By the year 2000, Latin America will contain five metropolitan areas with more than 8 million people. Their combined population will be over 70 million, and approximately one Latin American in seven will live in those five cities. Two of them, Mexico City and São Paulo, will arguably be the world’s two largest cities.
The sheer number of people living in Latin America’s mega-cities is not the only reason for looking at them carefully. Unfortunately, they also demonstrate many of the worst symptoms of the region’s underdevelopment: vast areas of shanty towns, huge numbers of poor people, high concentrations of air and water pollution, and serious levels of traffic congestion. This book is about the prospects for their future.

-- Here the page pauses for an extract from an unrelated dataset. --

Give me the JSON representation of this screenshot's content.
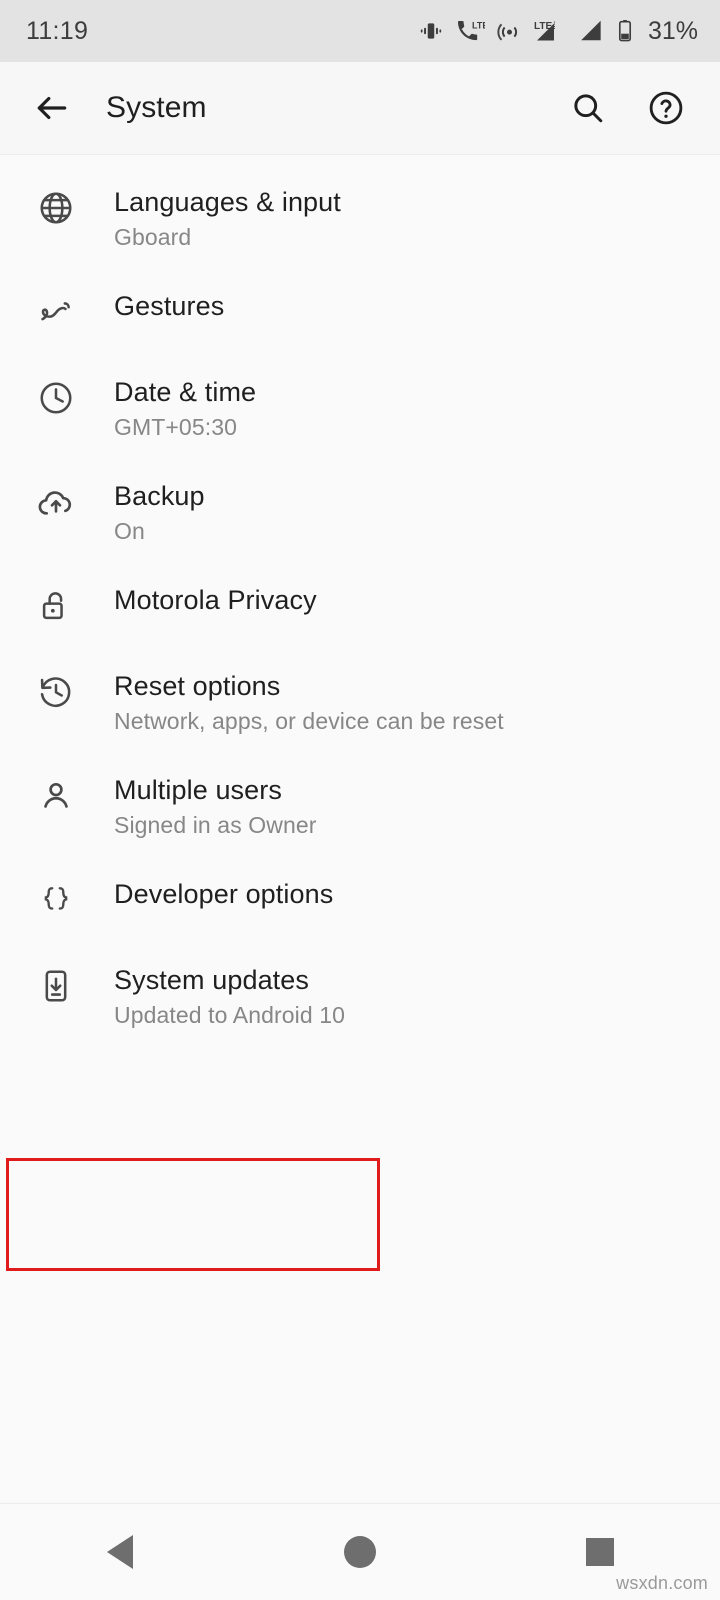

Several conclusions emerge from the book. First, the largest cities of Latin America differ greatly in terms of their future prospects. It is easier to be optimistic in Buenos Aires than in Lima. Second, whether urban problems improve or deteriorate has little to do with size of city and a great deal to do with trends in the wider economy and society. Third, Latin America’s mega-cities are not going to grow to unmanageable proportions because their growth rates have generally slowed. Fourth, management is a critical issue for the future.

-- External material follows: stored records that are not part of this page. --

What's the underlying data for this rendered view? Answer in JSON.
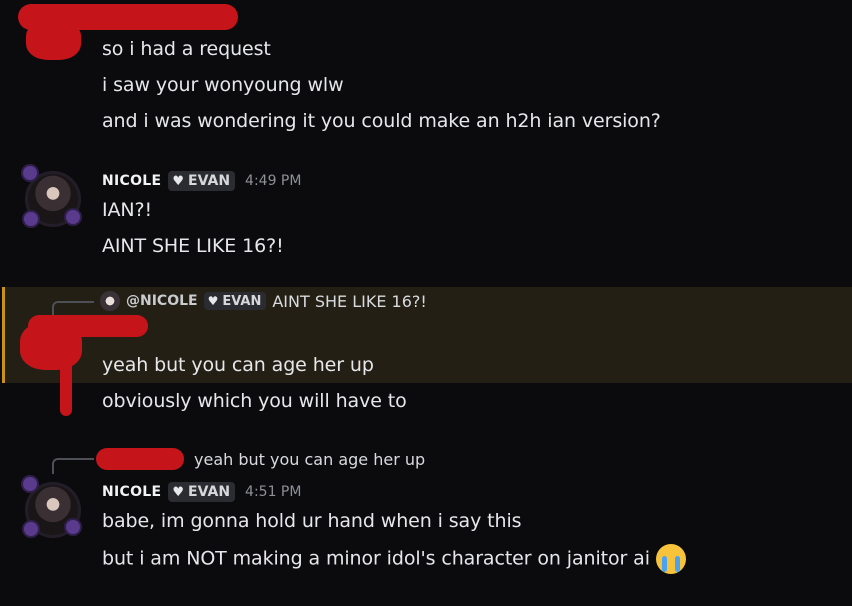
{
  "messages": {
    "m1_lines": [
      "so i had a request",
      "i saw your wonyoung wlw",
      "and i was wondering it you could make an h2h ian version?"
    ],
    "m2": {
      "name": "NICOLE",
      "tag": "EVAN",
      "time": "4:49 PM",
      "lines": [
        "IAN?!",
        "AINT SHE LIKE 16?!"
      ]
    },
    "reply1": {
      "ref_name": "@NICOLE",
      "ref_tag": "EVAN",
      "ref_text": "AINT SHE LIKE 16?!",
      "lines": [
        "yeah but you can age her up",
        "obviously which you will have to"
      ]
    },
    "reply2": {
      "ref_text": "yeah but you can age her up",
      "name": "NICOLE",
      "tag": "EVAN",
      "time": "4:51 PM",
      "lines": [
        "babe, im gonna hold ur hand when i say this",
        "but i am NOT making a minor idol's character on janitor ai"
      ]
    }
  },
  "icons": {
    "tag_icon": "heart-icon",
    "emoji": "loudly-crying-face-emoji"
  }
}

The book examines the six largest cities (Mexico City, São Paulo, Buenos Aires, Rio de Janeiro, Lima, and Santa Fé de Bogotá); discusses the demography of urban growth in the region; and focuses on the particularly sensitive issues of public administration, transportation, and land, housing, and infrastructure.